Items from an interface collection
------------------------------------------------
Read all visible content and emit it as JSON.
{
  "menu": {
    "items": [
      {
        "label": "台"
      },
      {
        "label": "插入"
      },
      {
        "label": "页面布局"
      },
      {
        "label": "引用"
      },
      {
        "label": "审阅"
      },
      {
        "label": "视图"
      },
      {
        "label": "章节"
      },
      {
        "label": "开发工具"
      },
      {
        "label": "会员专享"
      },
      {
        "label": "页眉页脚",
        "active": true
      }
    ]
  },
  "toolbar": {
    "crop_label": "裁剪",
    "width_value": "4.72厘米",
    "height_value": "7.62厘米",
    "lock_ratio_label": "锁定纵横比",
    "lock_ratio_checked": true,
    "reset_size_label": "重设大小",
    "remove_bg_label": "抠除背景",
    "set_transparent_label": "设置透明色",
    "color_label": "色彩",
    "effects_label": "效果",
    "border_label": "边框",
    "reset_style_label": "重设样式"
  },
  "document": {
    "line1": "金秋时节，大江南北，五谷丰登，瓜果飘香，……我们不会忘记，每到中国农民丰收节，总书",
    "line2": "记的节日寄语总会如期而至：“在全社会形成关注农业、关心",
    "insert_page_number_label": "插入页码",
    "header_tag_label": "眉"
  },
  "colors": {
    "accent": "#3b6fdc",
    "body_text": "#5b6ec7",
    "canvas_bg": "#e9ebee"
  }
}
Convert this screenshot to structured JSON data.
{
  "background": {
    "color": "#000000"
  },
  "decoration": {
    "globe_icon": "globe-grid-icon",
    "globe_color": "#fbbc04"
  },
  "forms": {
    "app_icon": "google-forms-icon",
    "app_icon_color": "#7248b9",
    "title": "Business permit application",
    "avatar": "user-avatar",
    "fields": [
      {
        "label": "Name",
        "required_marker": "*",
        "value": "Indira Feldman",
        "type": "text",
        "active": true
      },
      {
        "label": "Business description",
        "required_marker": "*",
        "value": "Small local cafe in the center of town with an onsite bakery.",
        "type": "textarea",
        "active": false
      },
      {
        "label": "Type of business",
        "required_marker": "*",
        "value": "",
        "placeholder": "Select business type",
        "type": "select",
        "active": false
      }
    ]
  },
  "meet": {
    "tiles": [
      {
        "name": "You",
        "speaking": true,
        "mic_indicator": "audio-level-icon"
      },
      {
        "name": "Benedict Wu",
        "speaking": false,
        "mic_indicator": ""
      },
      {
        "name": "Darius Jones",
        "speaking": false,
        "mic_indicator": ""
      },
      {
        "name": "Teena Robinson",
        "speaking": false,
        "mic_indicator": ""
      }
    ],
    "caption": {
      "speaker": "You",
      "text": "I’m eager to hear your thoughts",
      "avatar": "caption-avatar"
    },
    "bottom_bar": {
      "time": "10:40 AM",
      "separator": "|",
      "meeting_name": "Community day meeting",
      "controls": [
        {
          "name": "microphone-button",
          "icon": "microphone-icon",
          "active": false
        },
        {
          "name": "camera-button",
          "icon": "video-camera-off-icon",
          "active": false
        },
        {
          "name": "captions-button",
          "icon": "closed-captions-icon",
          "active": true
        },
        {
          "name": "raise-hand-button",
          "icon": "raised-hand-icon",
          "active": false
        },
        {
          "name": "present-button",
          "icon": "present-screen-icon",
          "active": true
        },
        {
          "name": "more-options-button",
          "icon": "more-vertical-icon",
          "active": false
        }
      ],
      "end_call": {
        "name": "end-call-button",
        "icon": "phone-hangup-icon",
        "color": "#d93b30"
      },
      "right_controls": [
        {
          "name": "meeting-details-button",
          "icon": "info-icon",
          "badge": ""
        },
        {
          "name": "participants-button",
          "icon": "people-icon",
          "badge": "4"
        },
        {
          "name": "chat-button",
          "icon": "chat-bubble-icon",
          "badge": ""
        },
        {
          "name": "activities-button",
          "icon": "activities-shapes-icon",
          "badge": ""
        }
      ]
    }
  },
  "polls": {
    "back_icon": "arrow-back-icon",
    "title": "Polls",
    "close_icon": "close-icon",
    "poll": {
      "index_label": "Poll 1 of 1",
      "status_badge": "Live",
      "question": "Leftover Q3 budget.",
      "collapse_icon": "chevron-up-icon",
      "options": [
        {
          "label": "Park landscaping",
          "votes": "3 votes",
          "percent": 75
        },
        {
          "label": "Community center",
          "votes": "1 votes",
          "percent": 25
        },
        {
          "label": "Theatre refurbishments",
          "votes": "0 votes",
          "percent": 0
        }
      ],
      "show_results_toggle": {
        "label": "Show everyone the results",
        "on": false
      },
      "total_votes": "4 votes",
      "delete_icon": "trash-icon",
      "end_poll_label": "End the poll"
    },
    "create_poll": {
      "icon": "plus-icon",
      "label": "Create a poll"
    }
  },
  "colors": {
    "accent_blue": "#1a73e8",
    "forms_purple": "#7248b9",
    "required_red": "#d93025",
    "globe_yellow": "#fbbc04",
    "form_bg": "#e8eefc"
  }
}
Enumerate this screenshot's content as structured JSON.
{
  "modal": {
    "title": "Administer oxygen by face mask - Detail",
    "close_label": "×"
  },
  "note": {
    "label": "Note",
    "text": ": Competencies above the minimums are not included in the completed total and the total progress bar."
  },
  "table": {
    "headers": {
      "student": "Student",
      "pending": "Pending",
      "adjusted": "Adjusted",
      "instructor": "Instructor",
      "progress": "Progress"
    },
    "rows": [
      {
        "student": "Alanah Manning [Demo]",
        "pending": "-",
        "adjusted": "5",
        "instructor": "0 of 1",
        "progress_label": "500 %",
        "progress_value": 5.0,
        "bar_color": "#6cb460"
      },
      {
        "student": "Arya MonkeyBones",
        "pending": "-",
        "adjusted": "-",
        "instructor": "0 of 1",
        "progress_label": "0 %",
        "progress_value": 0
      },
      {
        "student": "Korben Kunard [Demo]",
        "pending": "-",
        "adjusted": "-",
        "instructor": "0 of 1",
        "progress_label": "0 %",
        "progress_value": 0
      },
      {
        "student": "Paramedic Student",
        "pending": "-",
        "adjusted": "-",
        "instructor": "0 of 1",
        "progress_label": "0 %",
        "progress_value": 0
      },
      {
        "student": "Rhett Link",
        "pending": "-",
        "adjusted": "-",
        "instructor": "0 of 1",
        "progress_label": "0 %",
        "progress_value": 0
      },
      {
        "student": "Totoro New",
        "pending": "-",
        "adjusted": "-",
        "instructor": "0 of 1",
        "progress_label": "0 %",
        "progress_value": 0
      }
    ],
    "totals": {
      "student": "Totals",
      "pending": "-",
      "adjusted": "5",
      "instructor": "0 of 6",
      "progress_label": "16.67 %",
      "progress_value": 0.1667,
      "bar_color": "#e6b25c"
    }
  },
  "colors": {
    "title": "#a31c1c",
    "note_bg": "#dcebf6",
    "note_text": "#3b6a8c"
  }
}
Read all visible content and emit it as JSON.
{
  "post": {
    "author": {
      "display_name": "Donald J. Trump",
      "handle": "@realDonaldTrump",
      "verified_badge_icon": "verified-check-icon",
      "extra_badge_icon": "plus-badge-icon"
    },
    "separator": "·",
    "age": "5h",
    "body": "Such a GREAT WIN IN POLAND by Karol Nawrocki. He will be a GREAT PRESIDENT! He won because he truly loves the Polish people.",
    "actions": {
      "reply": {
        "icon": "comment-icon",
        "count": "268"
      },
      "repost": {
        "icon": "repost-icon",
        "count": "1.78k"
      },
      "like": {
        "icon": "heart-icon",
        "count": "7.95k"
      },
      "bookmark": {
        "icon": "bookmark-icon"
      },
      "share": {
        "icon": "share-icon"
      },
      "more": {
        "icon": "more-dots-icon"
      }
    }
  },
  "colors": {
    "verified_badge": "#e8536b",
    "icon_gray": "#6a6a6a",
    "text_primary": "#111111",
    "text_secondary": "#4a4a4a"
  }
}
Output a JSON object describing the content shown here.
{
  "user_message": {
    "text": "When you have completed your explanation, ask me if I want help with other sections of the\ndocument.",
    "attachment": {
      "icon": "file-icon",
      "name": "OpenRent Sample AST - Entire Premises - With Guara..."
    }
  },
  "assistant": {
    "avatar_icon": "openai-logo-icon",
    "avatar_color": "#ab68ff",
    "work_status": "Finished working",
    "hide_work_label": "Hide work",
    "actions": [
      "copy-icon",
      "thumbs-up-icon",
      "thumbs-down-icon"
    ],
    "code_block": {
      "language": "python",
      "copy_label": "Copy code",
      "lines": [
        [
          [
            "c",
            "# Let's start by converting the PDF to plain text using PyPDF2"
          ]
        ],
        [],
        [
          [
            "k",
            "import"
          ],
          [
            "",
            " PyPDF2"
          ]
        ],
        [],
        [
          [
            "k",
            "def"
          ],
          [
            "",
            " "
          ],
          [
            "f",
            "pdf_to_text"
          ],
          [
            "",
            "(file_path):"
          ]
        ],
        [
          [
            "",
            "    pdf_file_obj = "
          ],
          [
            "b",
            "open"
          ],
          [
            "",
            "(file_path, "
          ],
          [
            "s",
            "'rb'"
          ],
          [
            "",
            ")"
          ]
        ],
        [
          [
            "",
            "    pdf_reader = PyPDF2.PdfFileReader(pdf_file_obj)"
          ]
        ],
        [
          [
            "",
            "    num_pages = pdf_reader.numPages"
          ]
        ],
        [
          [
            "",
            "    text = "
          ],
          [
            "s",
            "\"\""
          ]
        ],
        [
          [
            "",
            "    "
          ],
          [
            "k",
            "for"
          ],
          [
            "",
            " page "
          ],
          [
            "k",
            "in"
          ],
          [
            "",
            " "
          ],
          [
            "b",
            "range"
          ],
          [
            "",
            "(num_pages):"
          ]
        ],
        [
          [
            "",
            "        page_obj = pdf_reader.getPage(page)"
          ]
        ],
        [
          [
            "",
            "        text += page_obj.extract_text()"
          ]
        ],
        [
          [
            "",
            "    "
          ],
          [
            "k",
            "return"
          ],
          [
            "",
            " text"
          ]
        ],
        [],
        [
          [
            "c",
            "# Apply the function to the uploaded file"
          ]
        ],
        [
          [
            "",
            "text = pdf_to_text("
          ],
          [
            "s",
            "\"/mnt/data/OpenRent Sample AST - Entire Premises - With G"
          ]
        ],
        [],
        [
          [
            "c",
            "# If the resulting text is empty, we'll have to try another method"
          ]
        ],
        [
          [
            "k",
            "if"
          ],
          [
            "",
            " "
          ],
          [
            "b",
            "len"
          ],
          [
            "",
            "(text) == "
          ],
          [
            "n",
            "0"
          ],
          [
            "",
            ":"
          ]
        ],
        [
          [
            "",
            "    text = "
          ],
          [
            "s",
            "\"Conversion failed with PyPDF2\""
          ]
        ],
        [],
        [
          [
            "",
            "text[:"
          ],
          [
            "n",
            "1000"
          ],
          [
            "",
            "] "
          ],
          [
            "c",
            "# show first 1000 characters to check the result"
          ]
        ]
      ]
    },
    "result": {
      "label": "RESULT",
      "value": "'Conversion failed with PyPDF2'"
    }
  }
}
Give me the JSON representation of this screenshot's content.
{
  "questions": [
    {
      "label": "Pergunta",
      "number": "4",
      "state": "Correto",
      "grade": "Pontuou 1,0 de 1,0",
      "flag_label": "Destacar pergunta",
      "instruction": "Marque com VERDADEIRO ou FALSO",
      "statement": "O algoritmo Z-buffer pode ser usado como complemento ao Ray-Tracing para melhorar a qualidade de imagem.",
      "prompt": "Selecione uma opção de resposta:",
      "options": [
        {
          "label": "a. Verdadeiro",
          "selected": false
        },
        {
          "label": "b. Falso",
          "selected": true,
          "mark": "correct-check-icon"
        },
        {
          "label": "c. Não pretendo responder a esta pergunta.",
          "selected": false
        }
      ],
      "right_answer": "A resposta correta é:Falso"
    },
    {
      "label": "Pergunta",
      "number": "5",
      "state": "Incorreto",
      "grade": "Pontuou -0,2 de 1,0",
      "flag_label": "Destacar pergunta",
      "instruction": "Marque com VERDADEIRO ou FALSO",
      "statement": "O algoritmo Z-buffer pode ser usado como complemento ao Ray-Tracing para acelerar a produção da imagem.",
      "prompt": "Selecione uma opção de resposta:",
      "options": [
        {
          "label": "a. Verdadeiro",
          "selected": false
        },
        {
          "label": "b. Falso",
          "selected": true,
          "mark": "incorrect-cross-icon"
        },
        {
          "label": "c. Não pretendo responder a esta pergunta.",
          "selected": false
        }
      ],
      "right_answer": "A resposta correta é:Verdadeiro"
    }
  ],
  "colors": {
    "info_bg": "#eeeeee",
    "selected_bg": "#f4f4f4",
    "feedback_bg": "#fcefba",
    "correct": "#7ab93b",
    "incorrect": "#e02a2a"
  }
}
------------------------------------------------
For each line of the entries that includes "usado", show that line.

      "statement": "O algoritmo Z-buffer pode ser usado como complemento ao Ray-Tracing para melhorar a qualidade de imagem.",
      "statement": "O algoritmo Z-buffer pode ser usado como complemento ao Ray-Tracing para acelerar a produção da imagem.",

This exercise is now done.